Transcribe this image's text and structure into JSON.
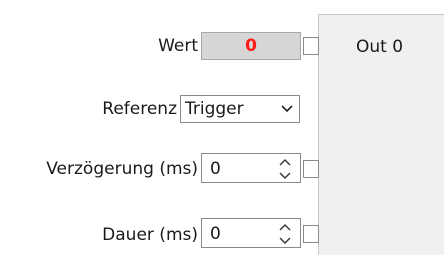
{
  "fields": {
    "wert_label": "Wert",
    "wert_value": "0",
    "referenz_label": "Referenz",
    "referenz_selected": "Trigger",
    "verzoegerung_label": "Verzögerung (ms)",
    "verzoegerung_value": "0",
    "dauer_label": "Dauer (ms)",
    "dauer_value": "0"
  },
  "panel": {
    "title": "Out 0"
  },
  "colors": {
    "value_text": "#ff1a1a",
    "panel_bg": "#f0f0f0"
  },
  "icons": {
    "dropdown": "chevron-down-icon",
    "spinner": "up-down-chevron-icon"
  }
}
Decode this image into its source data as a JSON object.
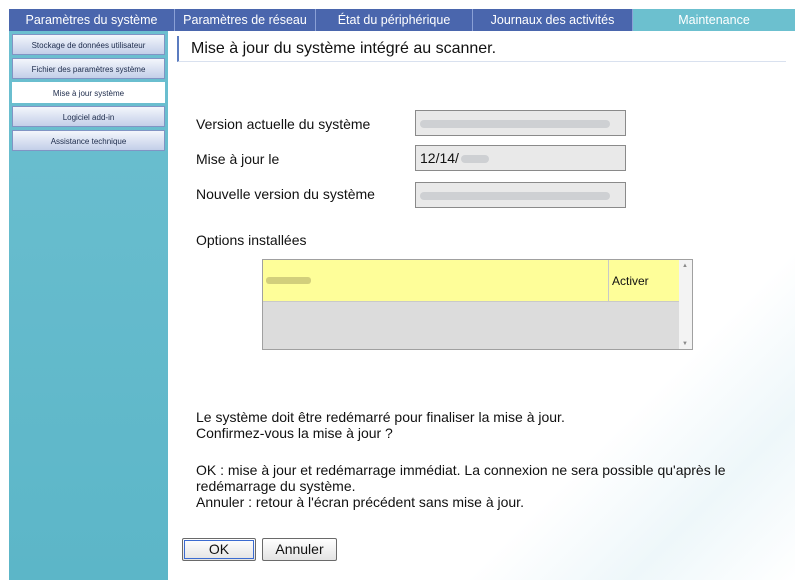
{
  "tabs": [
    {
      "label": "Paramètres du système",
      "active": false
    },
    {
      "label": "Paramètres de réseau",
      "active": false
    },
    {
      "label": "État du périphérique",
      "active": false
    },
    {
      "label": "Journaux des activités",
      "active": false
    },
    {
      "label": "Maintenance",
      "active": true
    }
  ],
  "sidebar": {
    "items": [
      {
        "label": "Stockage de données utilisateur",
        "active": false
      },
      {
        "label": "Fichier des paramètres système",
        "active": false
      },
      {
        "label": "Mise à jour système",
        "active": true
      },
      {
        "label": "Logiciel add-in",
        "active": false
      },
      {
        "label": "Assistance technique",
        "active": false
      }
    ]
  },
  "main": {
    "title": "Mise à jour du système intégré au scanner.",
    "current_version_label": "Version actuelle du système",
    "update_date_label": "Mise à jour le",
    "update_date_value": "12/14/",
    "new_version_label": "Nouvelle version du système",
    "options_label": "Options installées",
    "option_status": "Activer",
    "message_line1": "Le système doit être redémarré pour finaliser la mise à jour.",
    "message_line2": "Confirmez-vous la mise à jour ?",
    "ok_info_line1": "OK : mise à jour et redémarrage immédiat. La connexion ne sera possible qu'après le",
    "ok_info_line2": "redémarrage du système.",
    "cancel_info": "Annuler : retour à l'écran précédent sans mise à jour.",
    "ok_button": "OK",
    "cancel_button": "Annuler"
  },
  "colors": {
    "nav_bar": "#4a66ad",
    "active_tab": "#6cc0cf",
    "sidebar_bg": "#5cb6c8",
    "selected_option_row": "#fefe99"
  }
}
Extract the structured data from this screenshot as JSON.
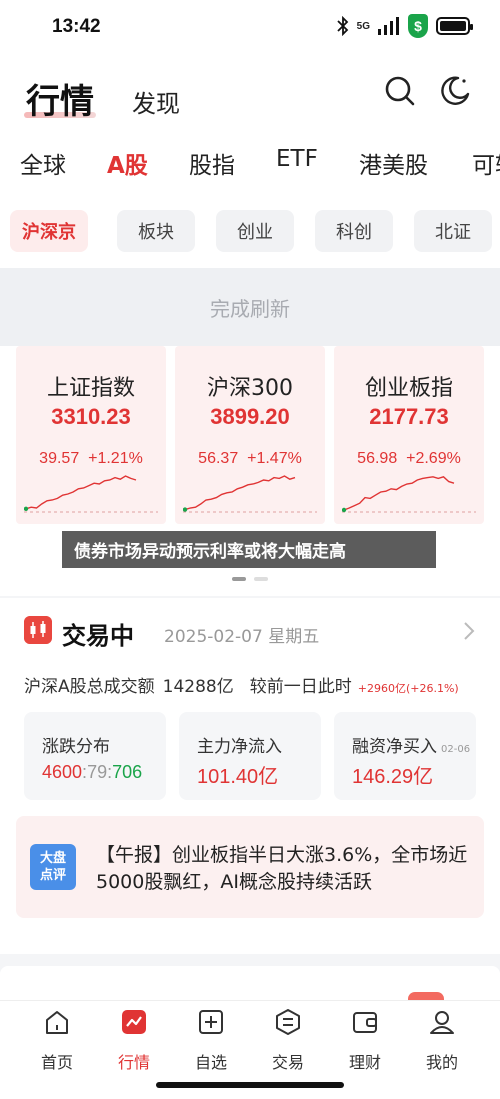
{
  "status": {
    "time": "13:42",
    "network": "5G",
    "shield_symbol": "$"
  },
  "header": {
    "title": "行情",
    "subtitle": "发现",
    "search_icon": "search-icon",
    "theme_icon": "moon-icon"
  },
  "tabs": [
    "全球",
    "A股",
    "股指",
    "ETF",
    "港美股",
    "可转"
  ],
  "active_tab": "A股",
  "chips": [
    "沪深京",
    "板块",
    "创业",
    "科创",
    "北证"
  ],
  "active_chip": "沪深京",
  "refresh_text": "完成刷新",
  "indices": [
    {
      "name": "上证指数",
      "value": "3310.23",
      "change": "39.57",
      "pct": "+1.21%",
      "spark": [
        0.08,
        0.12,
        0.1,
        0.2,
        0.28,
        0.3,
        0.34,
        0.42,
        0.45,
        0.5,
        0.58,
        0.6,
        0.66,
        0.72,
        0.7,
        0.78,
        0.8,
        0.86,
        0.82,
        0.9,
        0.84,
        0.8
      ]
    },
    {
      "name": "沪深300",
      "value": "3899.20",
      "change": "56.37",
      "pct": "+1.47%",
      "spark": [
        0.06,
        0.1,
        0.12,
        0.2,
        0.3,
        0.32,
        0.36,
        0.44,
        0.48,
        0.5,
        0.58,
        0.62,
        0.68,
        0.7,
        0.74,
        0.8,
        0.78,
        0.86,
        0.84,
        0.9,
        0.82,
        0.86
      ]
    },
    {
      "name": "创业板指",
      "value": "2177.73",
      "change": "56.98",
      "pct": "+2.69%",
      "spark": [
        0.05,
        0.1,
        0.16,
        0.22,
        0.36,
        0.34,
        0.42,
        0.5,
        0.52,
        0.58,
        0.56,
        0.64,
        0.7,
        0.72,
        0.8,
        0.84,
        0.86,
        0.88,
        0.84,
        0.88,
        0.76,
        0.72
      ]
    }
  ],
  "headline_overlay": "债券市场异动预示利率或将大幅走高",
  "trade": {
    "title": "交易中",
    "date": "2025-02-07 星期五",
    "volume_label": "沪深A股总成交额",
    "volume_value": "14288亿",
    "compare_label": "较前一日此时",
    "compare_value": "+2960亿(+26.1%)"
  },
  "stats": {
    "breadth": {
      "label": "涨跌分布",
      "up": "4600",
      "flat": "79",
      "down": "706"
    },
    "main_flow": {
      "label": "主力净流入",
      "value": "101.40亿"
    },
    "margin": {
      "label": "融资净买入",
      "date": "02-06",
      "value": "146.29亿"
    }
  },
  "news": {
    "badge_line1": "大盘",
    "badge_line2": "点评",
    "text": "【午报】创业板指半日大涨3.6%，全市场近5000股飘红，AI概念股持续活跃"
  },
  "nav": [
    {
      "label": "首页",
      "icon": "home-icon"
    },
    {
      "label": "行情",
      "icon": "chart-icon"
    },
    {
      "label": "自选",
      "icon": "watchlist-plus-icon"
    },
    {
      "label": "交易",
      "icon": "trade-exchange-icon"
    },
    {
      "label": "理财",
      "icon": "wallet-icon"
    },
    {
      "label": "我的",
      "icon": "profile-icon"
    }
  ],
  "active_nav": "行情",
  "colors": {
    "accent": "#e03434",
    "down": "#1aa44a",
    "card_bg": "#fdf0f0"
  }
}
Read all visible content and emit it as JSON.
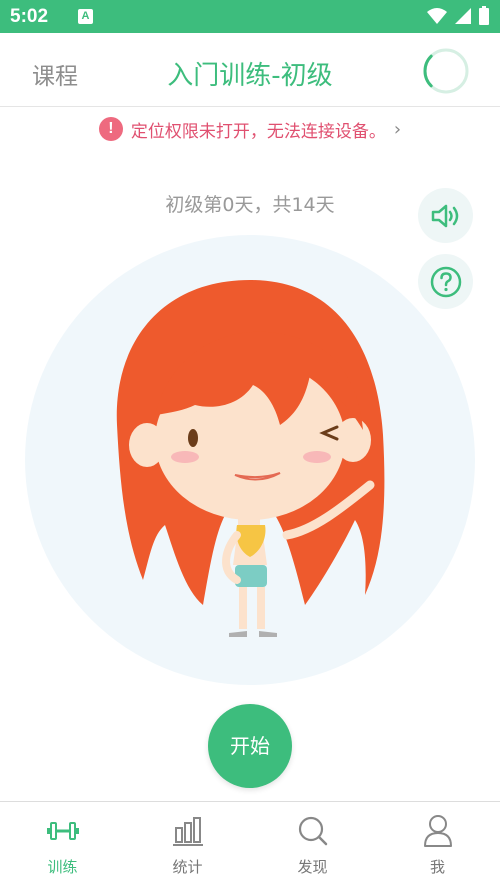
{
  "status_bar": {
    "time": "5:02",
    "notification_glyph": "A"
  },
  "header": {
    "left_label": "课程",
    "title": "入门训练-初级",
    "progress_fraction": 0.25
  },
  "alert": {
    "icon_text": "!",
    "text": "定位权限未打开，无法连接设备。",
    "chevron": "›"
  },
  "progress": {
    "text": "初级第0天，共14天"
  },
  "actions": {
    "sound": "speaker-icon",
    "help": "help-icon"
  },
  "start_button": {
    "label": "开始"
  },
  "bottom_nav": {
    "items": [
      {
        "label": "训练",
        "icon": "dumbbell-icon",
        "active": true
      },
      {
        "label": "统计",
        "icon": "bar-chart-icon",
        "active": false
      },
      {
        "label": "发现",
        "icon": "search-icon",
        "active": false
      },
      {
        "label": "我",
        "icon": "person-icon",
        "active": false
      }
    ]
  },
  "colors": {
    "accent": "#3dbd7d",
    "alert": "#e05070",
    "hair": "#ee5a2d"
  }
}
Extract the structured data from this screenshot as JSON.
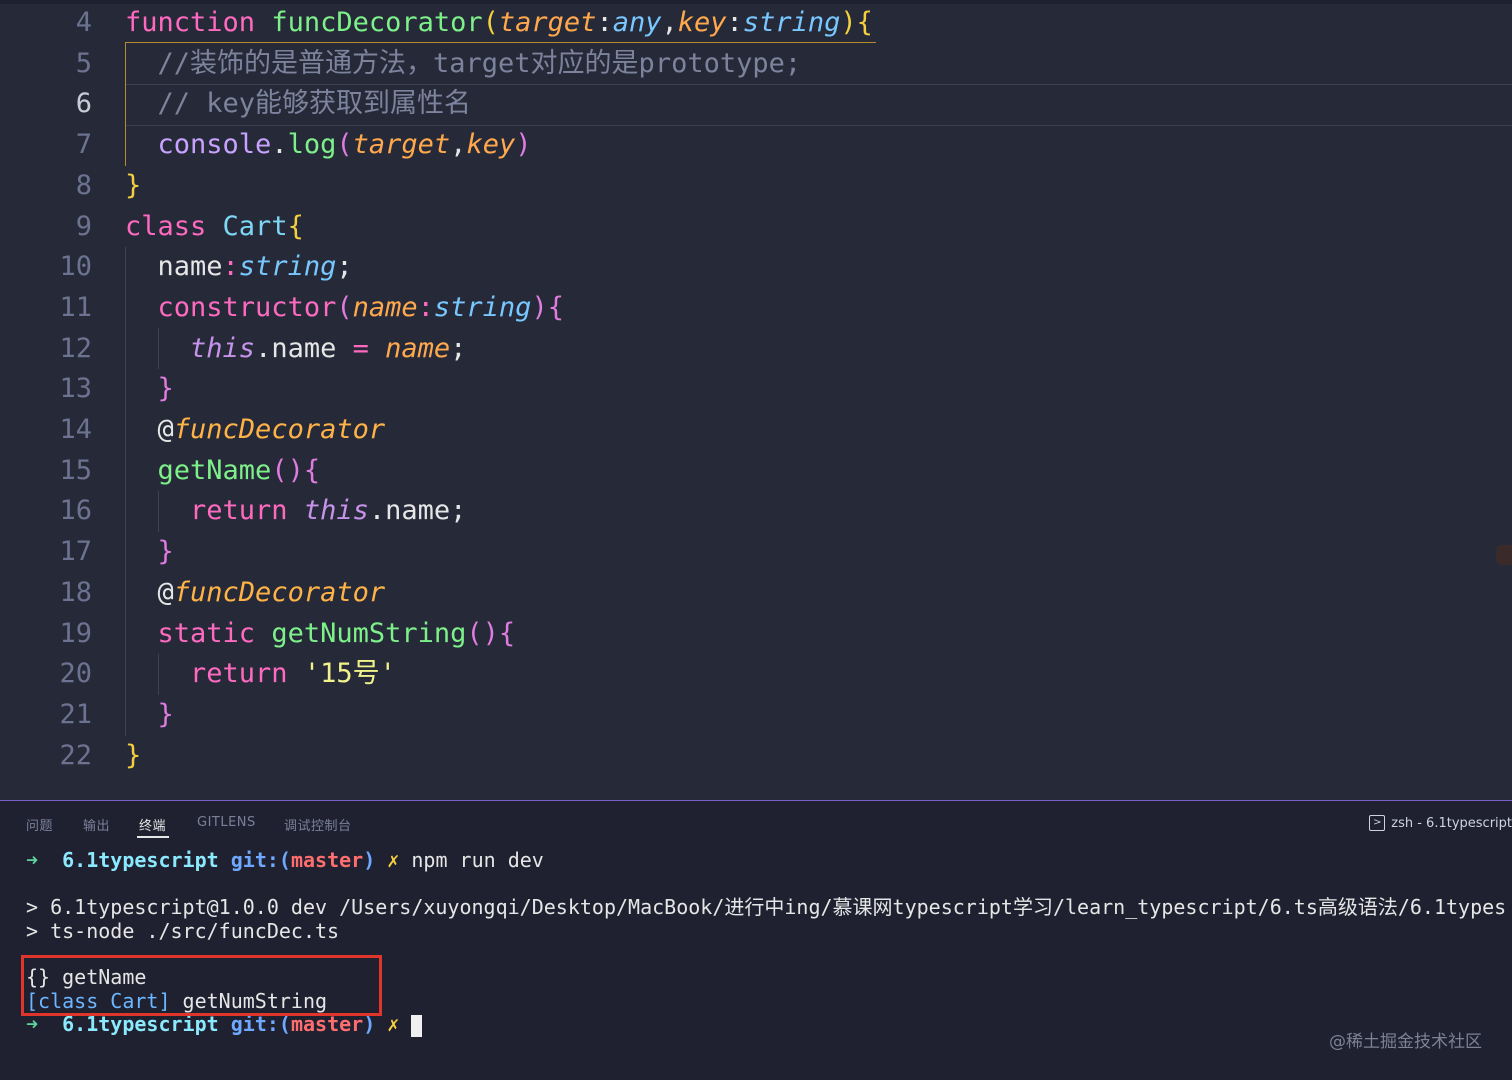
{
  "editor": {
    "lines": [
      {
        "num": "4",
        "active": false,
        "tokens": [
          [
            "kw",
            "function"
          ],
          [
            "pun",
            " "
          ],
          [
            "fnc",
            "funcDecorator"
          ],
          [
            "br1",
            "("
          ],
          [
            "par",
            "target"
          ],
          [
            "pun",
            ":"
          ],
          [
            "typ",
            "any"
          ],
          [
            "pun",
            ","
          ],
          [
            "par",
            "key"
          ],
          [
            "pun",
            ":"
          ],
          [
            "typ",
            "string"
          ],
          [
            "br1",
            ")"
          ],
          [
            "br1",
            "{"
          ]
        ]
      },
      {
        "num": "5",
        "active": false,
        "tokens": [
          [
            "pun",
            "  "
          ],
          [
            "com",
            "//装饰的是普通方法，target对应的是prototype;"
          ]
        ]
      },
      {
        "num": "6",
        "active": true,
        "tokens": [
          [
            "pun",
            "  "
          ],
          [
            "com",
            "// key能够获取到属性名"
          ]
        ]
      },
      {
        "num": "7",
        "active": false,
        "tokens": [
          [
            "pun",
            "  "
          ],
          [
            "prop",
            "console"
          ],
          [
            "pun",
            "."
          ],
          [
            "fnc",
            "log"
          ],
          [
            "br2",
            "("
          ],
          [
            "par",
            "target"
          ],
          [
            "pun",
            ","
          ],
          [
            "par",
            "key"
          ],
          [
            "br2",
            ")"
          ]
        ]
      },
      {
        "num": "8",
        "active": false,
        "tokens": [
          [
            "br1",
            "}"
          ]
        ]
      },
      {
        "num": "9",
        "active": false,
        "tokens": [
          [
            "kw",
            "class"
          ],
          [
            "pun",
            " "
          ],
          [
            "cls",
            "Cart"
          ],
          [
            "br1",
            "{"
          ]
        ]
      },
      {
        "num": "10",
        "active": false,
        "tokens": [
          [
            "pun",
            "  name"
          ],
          [
            "kw",
            ":"
          ],
          [
            "typ",
            "string"
          ],
          [
            "pun",
            ";"
          ]
        ]
      },
      {
        "num": "11",
        "active": false,
        "tokens": [
          [
            "pun",
            "  "
          ],
          [
            "kw",
            "constructor"
          ],
          [
            "br2",
            "("
          ],
          [
            "par",
            "name"
          ],
          [
            "kw",
            ":"
          ],
          [
            "typ",
            "string"
          ],
          [
            "br2",
            ")"
          ],
          [
            "br2",
            "{"
          ]
        ]
      },
      {
        "num": "12",
        "active": false,
        "tokens": [
          [
            "pun",
            "    "
          ],
          [
            "thisk",
            "this"
          ],
          [
            "pun",
            ".name "
          ],
          [
            "kw",
            "="
          ],
          [
            "pun",
            " "
          ],
          [
            "par",
            "name"
          ],
          [
            "pun",
            ";"
          ]
        ]
      },
      {
        "num": "13",
        "active": false,
        "tokens": [
          [
            "pun",
            "  "
          ],
          [
            "br2",
            "}"
          ]
        ]
      },
      {
        "num": "14",
        "active": false,
        "tokens": [
          [
            "pun",
            "  "
          ],
          [
            "at",
            "@"
          ],
          [
            "dec",
            "funcDecorator"
          ]
        ]
      },
      {
        "num": "15",
        "active": false,
        "tokens": [
          [
            "pun",
            "  "
          ],
          [
            "fnc",
            "getName"
          ],
          [
            "br2",
            "()"
          ],
          [
            "br2",
            "{"
          ]
        ]
      },
      {
        "num": "16",
        "active": false,
        "tokens": [
          [
            "pun",
            "    "
          ],
          [
            "kw",
            "return"
          ],
          [
            "pun",
            " "
          ],
          [
            "thisk",
            "this"
          ],
          [
            "pun",
            ".name;"
          ]
        ]
      },
      {
        "num": "17",
        "active": false,
        "tokens": [
          [
            "pun",
            "  "
          ],
          [
            "br2",
            "}"
          ]
        ]
      },
      {
        "num": "18",
        "active": false,
        "tokens": [
          [
            "pun",
            "  "
          ],
          [
            "at",
            "@"
          ],
          [
            "dec",
            "funcDecorator"
          ]
        ]
      },
      {
        "num": "19",
        "active": false,
        "tokens": [
          [
            "pun",
            "  "
          ],
          [
            "kw",
            "static"
          ],
          [
            "pun",
            " "
          ],
          [
            "fnc",
            "getNumString"
          ],
          [
            "br2",
            "()"
          ],
          [
            "br2",
            "{"
          ]
        ]
      },
      {
        "num": "20",
        "active": false,
        "tokens": [
          [
            "pun",
            "    "
          ],
          [
            "kw",
            "return"
          ],
          [
            "pun",
            " "
          ],
          [
            "str",
            "'15号'"
          ]
        ]
      },
      {
        "num": "21",
        "active": false,
        "tokens": [
          [
            "pun",
            "  "
          ],
          [
            "br2",
            "}"
          ]
        ]
      },
      {
        "num": "22",
        "active": false,
        "tokens": [
          [
            "br1",
            "}"
          ]
        ]
      }
    ]
  },
  "panel": {
    "tabs": [
      {
        "label": "问题",
        "active": false
      },
      {
        "label": "输出",
        "active": false
      },
      {
        "label": "终端",
        "active": true
      },
      {
        "label": "GITLENS",
        "active": false
      },
      {
        "label": "调试控制台",
        "active": false
      }
    ],
    "terminal_title": "zsh - 6.1typescript",
    "prompt1": {
      "arrow": "➜",
      "dir": "6.1typescript",
      "git": "git:",
      "branch_open": "(",
      "branch": "master",
      "branch_close": ")",
      "x": "✗",
      "cmd": "npm run dev"
    },
    "out1": "> 6.1typescript@1.0.0 dev /Users/xuyongqi/Desktop/MacBook/进行中ing/慕课网typescript学习/learn_typescript/6.ts高级语法/6.1types",
    "out2": "> ts-node ./src/funcDec.ts",
    "result1": "{} getName",
    "result2_class": "[class Cart]",
    "result2_name": " getNumString",
    "prompt2": {
      "arrow": "➜",
      "dir": "6.1typescript",
      "git": "git:",
      "branch_open": "(",
      "branch": "master",
      "branch_close": ")",
      "x": "✗"
    }
  },
  "watermark": "@稀土掘金技术社区"
}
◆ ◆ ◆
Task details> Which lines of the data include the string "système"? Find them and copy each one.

Reply to the task>
      "label": "Paramètres du système",
        "label": "Fichier des paramètres système",
        "label": "Mise à jour système",
    "title": "Mise à jour du système intégré au scanner.",
    "current_version_label": "Version actuelle du système",
    "new_version_label": "Nouvelle version du système",
    "message_line1": "Le système doit être redémarré pour finaliser la mise à jour.",
    "ok_info_line2": "redémarrage du système.",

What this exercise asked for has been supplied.